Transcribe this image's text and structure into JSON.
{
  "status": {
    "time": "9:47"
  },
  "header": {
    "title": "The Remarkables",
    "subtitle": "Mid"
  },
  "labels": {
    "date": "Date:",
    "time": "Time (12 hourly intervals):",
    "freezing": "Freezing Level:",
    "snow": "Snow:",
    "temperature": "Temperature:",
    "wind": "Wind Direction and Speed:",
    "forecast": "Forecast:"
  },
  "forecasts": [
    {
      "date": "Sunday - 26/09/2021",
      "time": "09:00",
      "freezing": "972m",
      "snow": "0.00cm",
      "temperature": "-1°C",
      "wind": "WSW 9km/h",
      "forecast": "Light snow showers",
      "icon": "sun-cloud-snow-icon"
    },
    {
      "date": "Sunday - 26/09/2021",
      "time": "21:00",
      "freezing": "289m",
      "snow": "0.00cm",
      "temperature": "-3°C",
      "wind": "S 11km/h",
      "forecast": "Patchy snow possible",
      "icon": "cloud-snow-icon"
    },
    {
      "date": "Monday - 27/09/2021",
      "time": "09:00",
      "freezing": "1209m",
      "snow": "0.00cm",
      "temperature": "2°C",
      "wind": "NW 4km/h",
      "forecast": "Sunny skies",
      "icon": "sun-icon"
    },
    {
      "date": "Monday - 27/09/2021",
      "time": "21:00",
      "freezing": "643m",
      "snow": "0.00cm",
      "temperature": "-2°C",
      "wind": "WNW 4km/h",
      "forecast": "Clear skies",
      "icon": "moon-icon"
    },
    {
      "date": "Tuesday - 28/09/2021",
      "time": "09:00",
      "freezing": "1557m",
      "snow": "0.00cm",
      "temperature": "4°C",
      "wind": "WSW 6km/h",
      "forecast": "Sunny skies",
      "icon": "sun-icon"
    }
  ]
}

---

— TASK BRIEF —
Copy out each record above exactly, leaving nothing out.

— RESULT OF THE EXERCISE —
Transcribe this image's text and structure into JSON.
{
  "status": {
    "time": "9:47"
  },
  "header": {
    "title": "The Remarkables",
    "subtitle": "Mid"
  },
  "labels": {
    "date": "Date:",
    "time": "Time (12 hourly intervals):",
    "freezing": "Freezing Level:",
    "snow": "Snow:",
    "temperature": "Temperature:",
    "wind": "Wind Direction and Speed:",
    "forecast": "Forecast:"
  },
  "forecasts": [
    {
      "date": "Sunday - 26/09/2021",
      "time": "09:00",
      "freezing": "972m",
      "snow": "0.00cm",
      "temperature": "-1°C",
      "wind": "WSW 9km/h",
      "forecast": "Light snow showers",
      "icon": "sun-cloud-snow-icon"
    },
    {
      "date": "Sunday - 26/09/2021",
      "time": "21:00",
      "freezing": "289m",
      "snow": "0.00cm",
      "temperature": "-3°C",
      "wind": "S 11km/h",
      "forecast": "Patchy snow possible",
      "icon": "cloud-snow-icon"
    },
    {
      "date": "Monday - 27/09/2021",
      "time": "09:00",
      "freezing": "1209m",
      "snow": "0.00cm",
      "temperature": "2°C",
      "wind": "NW 4km/h",
      "forecast": "Sunny skies",
      "icon": "sun-icon"
    },
    {
      "date": "Monday - 27/09/2021",
      "time": "21:00",
      "freezing": "643m",
      "snow": "0.00cm",
      "temperature": "-2°C",
      "wind": "WNW 4km/h",
      "forecast": "Clear skies",
      "icon": "moon-icon"
    },
    {
      "date": "Tuesday - 28/09/2021",
      "time": "09:00",
      "freezing": "1557m",
      "snow": "0.00cm",
      "temperature": "4°C",
      "wind": "WSW 6km/h",
      "forecast": "Sunny skies",
      "icon": "sun-icon"
    }
  ]
}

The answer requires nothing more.